    Lodha, N., Ordyniak, S., Szeider, S.: A SAT approach to branchwidth. In: Creignou, N., Le Berre, D. (eds.) SAT 2016. LNCS, vol. 9710, pp. 179–195. Springer, Cham (2016). doi: 10.1007/978-3-319-40970-2_12 Google Scholar
  26. 26.
    Ordyniak, S., Szeider, S.: Parameterized complexity results for exact Bayesian network structure learning. J. Artif. Intell. Res. 46, 263–302 (2013)MathSciNetzbMATHGoogle Scholar
  27. 27.
    Roussel, O.: Controlling a solver execution with the runsolver tool. J. Satisfiability Boolean Model. Comput. 7, 139–144 (2011)MathSciNetzbMATHGoogle Scholar
  28. 28.
    Samer, M., Veith, H.: Encoding treewidth into SAT. In: Kullmann, O. (ed.) SAT 2009. LNCS, vol. 5584, pp. 45–50. Springer, Heidelberg (2009). doi: 10.1007/978-3-642-02777-2_6 CrossRefGoogle Scholar
  29. 29.
    Sinz, C.: Towards an optimal CNF encoding of boolean cardinality constraints. In: Beek, P. (ed.) CP 2005. LNCS, vol. 3709, pp. 827–831. Springer, Heidelberg (2005). doi: 10.1007/11564751_73 CrossRefGoogle Scholar
  30. 30.
    Song, Y., Liu, C., Malmberg, R.L., Pan, F., Cai, L.: Tree decomposition based fast search of RNA structures including pseudoknots in genomes. In: Proceedings of the 4th International IEEE Computer Society Computational Systems Bioinformatics Conference, CSB 2005, pp. 223–234. IEEE Computer Society (2005)Google Scholar
  31. 31.
    Tamaki, H.: TCS-Meiji (2016). https://github.com/TCS-Meiji/treewidth-exact
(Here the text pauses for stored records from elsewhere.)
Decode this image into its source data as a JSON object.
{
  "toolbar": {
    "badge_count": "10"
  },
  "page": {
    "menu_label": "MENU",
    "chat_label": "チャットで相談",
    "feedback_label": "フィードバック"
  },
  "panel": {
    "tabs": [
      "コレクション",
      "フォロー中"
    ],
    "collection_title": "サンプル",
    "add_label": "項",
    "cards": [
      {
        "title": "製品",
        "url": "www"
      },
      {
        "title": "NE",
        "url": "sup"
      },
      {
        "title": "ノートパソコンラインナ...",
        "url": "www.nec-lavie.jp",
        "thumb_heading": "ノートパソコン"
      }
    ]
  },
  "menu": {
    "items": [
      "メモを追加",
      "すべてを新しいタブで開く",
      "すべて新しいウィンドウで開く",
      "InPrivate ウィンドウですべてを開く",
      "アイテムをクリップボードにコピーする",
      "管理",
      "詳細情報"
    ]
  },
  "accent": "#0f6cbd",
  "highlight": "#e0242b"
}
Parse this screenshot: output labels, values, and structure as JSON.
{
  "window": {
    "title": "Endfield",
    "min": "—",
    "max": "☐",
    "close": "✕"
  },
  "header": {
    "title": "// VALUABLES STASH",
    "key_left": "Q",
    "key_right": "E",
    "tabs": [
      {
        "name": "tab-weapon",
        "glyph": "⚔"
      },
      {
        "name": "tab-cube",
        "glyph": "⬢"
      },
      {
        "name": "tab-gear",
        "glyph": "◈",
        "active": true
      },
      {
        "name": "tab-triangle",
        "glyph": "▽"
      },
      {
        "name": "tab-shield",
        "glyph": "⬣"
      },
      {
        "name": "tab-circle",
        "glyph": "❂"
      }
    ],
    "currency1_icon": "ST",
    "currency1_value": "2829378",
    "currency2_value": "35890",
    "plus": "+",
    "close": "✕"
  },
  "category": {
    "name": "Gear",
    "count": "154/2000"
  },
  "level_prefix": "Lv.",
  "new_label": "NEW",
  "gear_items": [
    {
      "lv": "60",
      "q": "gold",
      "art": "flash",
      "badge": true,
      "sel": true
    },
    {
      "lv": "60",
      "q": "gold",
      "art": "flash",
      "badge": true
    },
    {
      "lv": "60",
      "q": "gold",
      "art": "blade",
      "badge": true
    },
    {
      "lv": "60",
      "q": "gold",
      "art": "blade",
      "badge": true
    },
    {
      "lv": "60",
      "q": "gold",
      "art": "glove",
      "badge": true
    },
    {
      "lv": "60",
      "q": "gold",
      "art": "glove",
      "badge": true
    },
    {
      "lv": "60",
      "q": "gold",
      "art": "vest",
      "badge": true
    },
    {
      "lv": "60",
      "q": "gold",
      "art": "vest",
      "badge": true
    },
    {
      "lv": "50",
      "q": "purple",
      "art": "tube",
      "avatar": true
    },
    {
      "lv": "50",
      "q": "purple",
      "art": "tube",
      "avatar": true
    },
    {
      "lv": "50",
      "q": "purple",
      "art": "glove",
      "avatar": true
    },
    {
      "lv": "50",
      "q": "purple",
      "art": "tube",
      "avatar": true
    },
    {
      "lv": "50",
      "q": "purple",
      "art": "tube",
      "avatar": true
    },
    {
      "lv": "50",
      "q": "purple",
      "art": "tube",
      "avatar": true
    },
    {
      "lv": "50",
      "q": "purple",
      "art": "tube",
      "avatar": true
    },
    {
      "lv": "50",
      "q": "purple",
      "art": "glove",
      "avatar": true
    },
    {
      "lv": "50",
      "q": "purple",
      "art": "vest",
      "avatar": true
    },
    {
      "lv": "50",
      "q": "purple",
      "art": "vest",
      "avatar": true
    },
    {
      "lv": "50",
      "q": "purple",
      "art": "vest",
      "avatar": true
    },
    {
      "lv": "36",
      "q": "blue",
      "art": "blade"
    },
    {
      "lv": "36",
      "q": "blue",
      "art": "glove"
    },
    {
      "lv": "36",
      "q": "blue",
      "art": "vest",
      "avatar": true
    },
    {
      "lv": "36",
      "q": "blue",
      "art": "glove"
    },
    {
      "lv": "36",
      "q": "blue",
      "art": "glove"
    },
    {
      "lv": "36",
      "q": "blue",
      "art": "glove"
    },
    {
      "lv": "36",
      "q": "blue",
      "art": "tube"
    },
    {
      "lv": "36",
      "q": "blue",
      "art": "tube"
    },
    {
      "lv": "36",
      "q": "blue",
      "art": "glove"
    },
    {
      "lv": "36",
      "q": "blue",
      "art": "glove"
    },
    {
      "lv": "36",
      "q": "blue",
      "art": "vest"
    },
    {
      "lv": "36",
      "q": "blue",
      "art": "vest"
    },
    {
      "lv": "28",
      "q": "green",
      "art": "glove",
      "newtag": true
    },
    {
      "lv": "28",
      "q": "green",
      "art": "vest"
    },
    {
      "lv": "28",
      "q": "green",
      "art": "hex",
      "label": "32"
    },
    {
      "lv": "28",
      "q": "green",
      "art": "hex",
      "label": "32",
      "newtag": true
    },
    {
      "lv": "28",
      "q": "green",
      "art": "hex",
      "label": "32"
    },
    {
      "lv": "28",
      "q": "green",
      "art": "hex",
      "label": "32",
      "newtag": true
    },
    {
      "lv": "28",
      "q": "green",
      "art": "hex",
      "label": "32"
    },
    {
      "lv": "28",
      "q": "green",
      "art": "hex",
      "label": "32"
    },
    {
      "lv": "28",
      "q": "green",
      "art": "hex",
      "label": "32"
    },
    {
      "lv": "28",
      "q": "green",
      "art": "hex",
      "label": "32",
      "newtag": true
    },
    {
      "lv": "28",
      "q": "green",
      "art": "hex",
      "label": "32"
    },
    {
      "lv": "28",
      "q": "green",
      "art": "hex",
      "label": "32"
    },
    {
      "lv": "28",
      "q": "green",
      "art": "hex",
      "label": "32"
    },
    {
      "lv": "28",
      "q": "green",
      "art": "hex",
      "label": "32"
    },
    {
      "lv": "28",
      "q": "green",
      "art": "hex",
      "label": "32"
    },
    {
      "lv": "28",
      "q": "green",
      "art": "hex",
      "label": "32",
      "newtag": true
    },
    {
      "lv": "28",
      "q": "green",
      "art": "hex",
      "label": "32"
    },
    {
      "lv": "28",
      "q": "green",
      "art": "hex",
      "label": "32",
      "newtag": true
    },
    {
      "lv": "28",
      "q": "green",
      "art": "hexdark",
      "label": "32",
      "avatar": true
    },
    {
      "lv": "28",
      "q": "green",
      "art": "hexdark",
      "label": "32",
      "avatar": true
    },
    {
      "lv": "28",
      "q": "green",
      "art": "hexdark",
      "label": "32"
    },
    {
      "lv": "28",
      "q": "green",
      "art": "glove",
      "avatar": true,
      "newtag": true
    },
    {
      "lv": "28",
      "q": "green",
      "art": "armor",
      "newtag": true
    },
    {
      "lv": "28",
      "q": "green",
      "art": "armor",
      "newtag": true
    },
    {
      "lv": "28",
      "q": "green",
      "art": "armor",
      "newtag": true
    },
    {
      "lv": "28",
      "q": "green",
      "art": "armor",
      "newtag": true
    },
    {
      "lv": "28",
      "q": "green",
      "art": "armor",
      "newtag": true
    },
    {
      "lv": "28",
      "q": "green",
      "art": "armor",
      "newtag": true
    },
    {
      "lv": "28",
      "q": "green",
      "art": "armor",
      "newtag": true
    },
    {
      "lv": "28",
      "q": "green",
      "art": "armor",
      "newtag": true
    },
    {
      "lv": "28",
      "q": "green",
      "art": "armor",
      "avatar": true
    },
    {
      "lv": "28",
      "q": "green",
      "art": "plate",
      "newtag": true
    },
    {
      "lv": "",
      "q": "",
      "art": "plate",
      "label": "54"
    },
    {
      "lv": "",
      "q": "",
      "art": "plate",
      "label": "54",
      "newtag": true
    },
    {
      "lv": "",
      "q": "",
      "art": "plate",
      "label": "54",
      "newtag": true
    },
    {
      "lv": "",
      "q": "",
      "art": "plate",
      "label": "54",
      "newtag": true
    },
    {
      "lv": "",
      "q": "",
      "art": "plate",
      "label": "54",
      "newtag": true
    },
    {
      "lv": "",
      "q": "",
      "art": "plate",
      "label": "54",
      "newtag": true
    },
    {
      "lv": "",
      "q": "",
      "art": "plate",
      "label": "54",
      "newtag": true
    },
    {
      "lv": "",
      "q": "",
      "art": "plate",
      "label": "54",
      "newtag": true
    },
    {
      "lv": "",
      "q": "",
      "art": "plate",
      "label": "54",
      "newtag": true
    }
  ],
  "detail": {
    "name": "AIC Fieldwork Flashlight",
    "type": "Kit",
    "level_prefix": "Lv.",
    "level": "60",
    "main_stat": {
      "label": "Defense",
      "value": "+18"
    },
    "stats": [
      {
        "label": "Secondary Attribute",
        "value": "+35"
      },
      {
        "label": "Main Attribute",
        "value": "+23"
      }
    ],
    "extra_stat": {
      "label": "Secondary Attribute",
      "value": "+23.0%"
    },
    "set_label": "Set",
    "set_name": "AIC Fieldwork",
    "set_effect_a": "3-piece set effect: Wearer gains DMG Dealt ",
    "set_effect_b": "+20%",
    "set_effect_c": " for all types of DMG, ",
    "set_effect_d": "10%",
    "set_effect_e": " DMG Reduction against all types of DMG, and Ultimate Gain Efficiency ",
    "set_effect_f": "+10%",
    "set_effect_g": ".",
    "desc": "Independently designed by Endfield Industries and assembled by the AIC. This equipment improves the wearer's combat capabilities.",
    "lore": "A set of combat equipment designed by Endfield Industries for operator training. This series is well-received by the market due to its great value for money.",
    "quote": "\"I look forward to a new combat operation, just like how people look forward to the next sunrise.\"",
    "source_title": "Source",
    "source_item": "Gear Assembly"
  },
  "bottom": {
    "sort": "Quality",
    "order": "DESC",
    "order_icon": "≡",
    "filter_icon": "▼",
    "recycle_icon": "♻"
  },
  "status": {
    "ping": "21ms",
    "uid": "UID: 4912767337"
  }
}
Copyright information

© Springer International Publishing AG 2017

Authors and Affiliations

  • Johannes K. Fichte
    • 1
  • Neha Lodha
    • 1
  • Stefan Szeider
    • 1
  1. 1.TU WienViennaAustria

Personalised recommendations